The use of research metrics in researcher assessment should adhere to the seven guiding principles above. It should be an open process, declared in advance and enable those evaluated to verify data and analysis. Assessment of individual researchers will be based on a qualitative judgement of their portfolio, including: their outputs, impact and wider contribution to their field. When research metrics are used, they will be normalised to account for variation by field in publication and citation practices.

Where to publish

Choosing where to publish should involve consideration of many factors including the aim and scope of the publication, the readership, the rigour of the peer-review process, compliance with university and funder open access policies, and reach of the publication. Quantitative indicators can be used to supplement these factors. However, journal-based metrics, such as the Journal Impact Factor (JIF) or equivalent, should not be a deciding factor in choosing where to publish.

Research Outputs

High-quality research outputs are central to the University’s vision and to the career development of our researchers.

The University recognises that to inform the assessment of individual outputs, article-level metrics are more appropriate than journal-level metrics, and consequently the University will not use a Journal Impact Factor as an indicator of output quality. Although article-level citation counts can inform the peer-review assessment of outputs quality, all such indicators will be normalised to account for variation by field in publication and citation practices.

Postgraduate Researchers and Research Income

When the University uses metrics based on the volume of research income and numbers of postgraduate researchers supervised by staff, it will normalise these metrics to account for variations between disciplines and career stages.
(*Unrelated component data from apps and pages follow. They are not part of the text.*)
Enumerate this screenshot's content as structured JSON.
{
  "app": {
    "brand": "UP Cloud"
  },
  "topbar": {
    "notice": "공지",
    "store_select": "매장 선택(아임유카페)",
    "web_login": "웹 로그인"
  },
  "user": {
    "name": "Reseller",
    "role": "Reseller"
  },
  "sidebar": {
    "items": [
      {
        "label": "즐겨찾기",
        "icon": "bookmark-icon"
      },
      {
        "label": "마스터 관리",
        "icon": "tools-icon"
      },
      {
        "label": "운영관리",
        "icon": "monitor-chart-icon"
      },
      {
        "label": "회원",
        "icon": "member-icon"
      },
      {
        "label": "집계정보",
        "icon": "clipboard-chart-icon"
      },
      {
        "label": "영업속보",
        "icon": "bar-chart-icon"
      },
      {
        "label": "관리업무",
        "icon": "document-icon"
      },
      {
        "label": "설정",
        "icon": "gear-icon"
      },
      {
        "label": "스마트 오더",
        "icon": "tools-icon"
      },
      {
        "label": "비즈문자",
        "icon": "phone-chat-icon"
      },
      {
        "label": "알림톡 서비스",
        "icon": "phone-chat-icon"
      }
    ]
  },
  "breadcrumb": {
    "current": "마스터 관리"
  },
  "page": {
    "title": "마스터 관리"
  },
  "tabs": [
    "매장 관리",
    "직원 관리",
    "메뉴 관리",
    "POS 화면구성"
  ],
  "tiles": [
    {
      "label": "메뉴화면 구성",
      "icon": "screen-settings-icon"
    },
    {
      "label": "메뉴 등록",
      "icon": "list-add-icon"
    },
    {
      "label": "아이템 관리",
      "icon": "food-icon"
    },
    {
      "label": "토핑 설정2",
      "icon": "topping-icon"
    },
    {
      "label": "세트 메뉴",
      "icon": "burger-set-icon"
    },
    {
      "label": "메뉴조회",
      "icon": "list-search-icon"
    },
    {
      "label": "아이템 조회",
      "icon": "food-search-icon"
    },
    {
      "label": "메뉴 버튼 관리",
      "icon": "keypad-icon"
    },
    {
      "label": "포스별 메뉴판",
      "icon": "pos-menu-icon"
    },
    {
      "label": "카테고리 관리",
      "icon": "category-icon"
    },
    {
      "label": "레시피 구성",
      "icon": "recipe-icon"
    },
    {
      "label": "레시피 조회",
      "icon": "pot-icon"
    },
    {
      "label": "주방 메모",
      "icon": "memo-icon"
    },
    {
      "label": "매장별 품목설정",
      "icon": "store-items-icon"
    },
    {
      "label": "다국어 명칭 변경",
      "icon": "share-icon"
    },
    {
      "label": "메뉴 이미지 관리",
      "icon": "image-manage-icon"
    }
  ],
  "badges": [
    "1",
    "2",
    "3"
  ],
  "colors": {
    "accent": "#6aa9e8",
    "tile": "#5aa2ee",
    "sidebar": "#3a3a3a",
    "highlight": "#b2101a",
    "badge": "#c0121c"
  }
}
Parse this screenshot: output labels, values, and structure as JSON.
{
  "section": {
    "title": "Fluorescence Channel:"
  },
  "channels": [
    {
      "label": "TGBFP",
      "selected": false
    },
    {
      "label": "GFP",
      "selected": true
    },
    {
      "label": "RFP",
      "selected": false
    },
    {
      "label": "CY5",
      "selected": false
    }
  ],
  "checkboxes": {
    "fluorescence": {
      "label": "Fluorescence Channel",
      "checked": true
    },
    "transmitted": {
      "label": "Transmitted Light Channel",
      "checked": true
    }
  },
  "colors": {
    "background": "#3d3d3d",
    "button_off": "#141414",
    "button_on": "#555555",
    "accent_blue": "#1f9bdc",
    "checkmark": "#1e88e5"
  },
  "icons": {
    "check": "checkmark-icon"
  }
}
Context and Implementation

The University of Leeds endorses the Leiden Manifesto’s emphasis on measuring performance against the research mission of the university and the importance of protecting excellence in locally valued and relevant research. In addition, the organisation is a signatory to the San Francisco Declaration on Research Assessment (2012), known as DORA[3], which focusses particularly on the use of Journal Impact Factors and other journal-based metrics. DORA’s key tenet is to “not use journal-based metrics, such as Journal Impact Factors (JIFs), as surrogate measures of the quality of individual research articles, to assess an individual scientist’s contributions, or in hiring, promotion, or funding decisions”.

We support DORA’s encouragement for considering all forms of research outputs in the assessment of any research project in order to support the best decision-making. We support the view that the value of any research resides in the knowledge it generates and not in publication metrics or the identity of the journal in which it is published. We recognise and support that, regardless of a journal’s impact factor, the choice of where to publish (subject to funder’s open access requirements) is best determined by the researcher themselves, and that this is central to preserving the freedom of researchers.

Faculties, Research Groups, and Schools at the University of Leeds are encouraged to develop local, more detailed policies that are consistent with the institutional position outlined in this statement and make these widely known to staff.

University of Leeds Responsible Research Metrics Group

September 2021

More information and support

Responsible Research Metrics: reporting issues and concerns

References

[1] The Metric Tide: Report of the Independent Review  of the Role of Metrics in Research Assessment and Management

[2] Bibliometrics: The Leiden Manifesto for research metrics

[3] San Francisco Declaration on Research Assessment